If I was investing this sum I would choose the following funds:
Pensions, I’d be more adventurous and split equally between:
Scottish Mortgage
Scottish Oriental
Witan
Finsbury Growth & Income

For the children’s ISA’s I’d be a little bit more cautious but I’d through in some private equity too and go for:
City of London
Foreign & Colonial
Aberdeen New Dawn
Pantheon International Participations (PIP)


#9

@RonaldS
I would check the tables that are regularly published in the press (as a telegraph reader you could try http://www.telegraph.co.uk/finance/personalfinance/investing/isas/10611058/Tables-cheapest-fund-supermarkets-for-Isa-investing.html or http://www.comparefundplatforms.com/ )

As others have mentioned you will probably be better off with a provider that charges a % rather than a fixed fee until the money grows. Hargreaves Lansdown is easy to use - however assuming you are looking at JISA & SIPP accounts I suspect you will need to get the relevant grandchild’s parent to open and operate the account. (For non-earners the SIPP total is £2880 per tax year - which is grossed up-to £3600 by tax relief). I assume this won’t be a problem otherwise you will need to look at a non tax efficient account. One slight disadvantage of trusts over funds will the costs to re-invest dividends, so you may need to let them build up until you have a sum worth the transaction cost. Some providers offer dividend re-investment at a lower cost (e.g. ATS charge £5).

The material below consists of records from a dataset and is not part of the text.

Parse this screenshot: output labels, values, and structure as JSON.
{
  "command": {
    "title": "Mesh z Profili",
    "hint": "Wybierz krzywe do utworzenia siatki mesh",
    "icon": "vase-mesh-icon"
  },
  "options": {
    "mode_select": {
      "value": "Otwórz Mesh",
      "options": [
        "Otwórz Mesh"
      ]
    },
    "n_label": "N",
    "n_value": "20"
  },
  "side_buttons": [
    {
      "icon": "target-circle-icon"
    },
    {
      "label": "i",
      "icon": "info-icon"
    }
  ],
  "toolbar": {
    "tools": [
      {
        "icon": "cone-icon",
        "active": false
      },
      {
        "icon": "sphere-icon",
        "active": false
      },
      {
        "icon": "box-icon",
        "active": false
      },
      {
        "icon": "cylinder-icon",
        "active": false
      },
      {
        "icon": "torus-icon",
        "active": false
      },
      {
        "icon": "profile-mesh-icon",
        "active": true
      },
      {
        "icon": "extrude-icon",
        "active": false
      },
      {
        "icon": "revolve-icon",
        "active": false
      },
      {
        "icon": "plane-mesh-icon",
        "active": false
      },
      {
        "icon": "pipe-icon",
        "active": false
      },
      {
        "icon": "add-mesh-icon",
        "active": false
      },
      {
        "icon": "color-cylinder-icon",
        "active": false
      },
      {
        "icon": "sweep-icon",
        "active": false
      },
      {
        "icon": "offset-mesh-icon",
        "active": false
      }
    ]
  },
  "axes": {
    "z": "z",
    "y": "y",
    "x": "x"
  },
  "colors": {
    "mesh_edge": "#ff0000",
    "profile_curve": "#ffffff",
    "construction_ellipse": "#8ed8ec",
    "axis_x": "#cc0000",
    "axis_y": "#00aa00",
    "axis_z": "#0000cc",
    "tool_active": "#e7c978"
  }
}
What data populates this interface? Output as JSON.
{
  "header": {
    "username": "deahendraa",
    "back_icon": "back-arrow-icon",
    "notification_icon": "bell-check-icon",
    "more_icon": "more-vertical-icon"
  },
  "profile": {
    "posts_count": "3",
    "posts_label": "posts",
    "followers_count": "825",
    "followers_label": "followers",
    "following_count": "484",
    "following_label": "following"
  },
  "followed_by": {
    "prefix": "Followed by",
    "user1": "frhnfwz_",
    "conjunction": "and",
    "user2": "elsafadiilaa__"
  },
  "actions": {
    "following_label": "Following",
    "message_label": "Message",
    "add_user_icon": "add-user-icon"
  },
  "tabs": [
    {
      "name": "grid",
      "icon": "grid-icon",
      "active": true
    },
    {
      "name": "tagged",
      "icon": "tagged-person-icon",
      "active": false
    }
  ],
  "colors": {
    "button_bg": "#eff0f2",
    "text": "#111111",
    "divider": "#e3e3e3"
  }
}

For the pension I would consider going with a global growth trust like Scottish Mortgage (SMT) or Witan (WTAN), which has a multi-manager type approach. For UK exposure you could add in Finsbury Growth & Income (FGT). Over time you could diversify into additional trusts but be aware of the transaction costs. Nothing wrong with @pauls choices.

For the ISA you will have slightly more money to play with, so I would consider more sector specific trusts
UK
Finsbury Growth & Income (FGT)
Blackrock Smaller Companies (BRSC)
JP Morgan Mid Cap (JMF)
Europe
Jupiter European (JEO)

As you rate a highish 7-8 on the risk spectrum you could throw in some
Private Equity
Pantheon (PIN)
or F&C Private Equity (FPEO)
Far East
Schroder Oriental income (SOI)
Emerging Markets
Utilico Emerging Markets (UEM)

In addition to reading the personal finance pages in your paper I would consider a subscription to a personal finance magazine - I find Money Observer has good coverage of trusts.


#10

You’ve had a lot of pretty good advice, especially with the recommended trusts @RonaldS I think figuring out which platform to is now your primary task.

I wouldn’t disagree with any of the fund recommendations.

Maybe a subscription to Money Observer would help too. I think it was on here I read a feature on investment magazines where Money Observer wa the most popular with readers but I can’t find the article. Maybe @scjim is aware of it. I definitely read it somewhere, if not here then maybe Motley fool.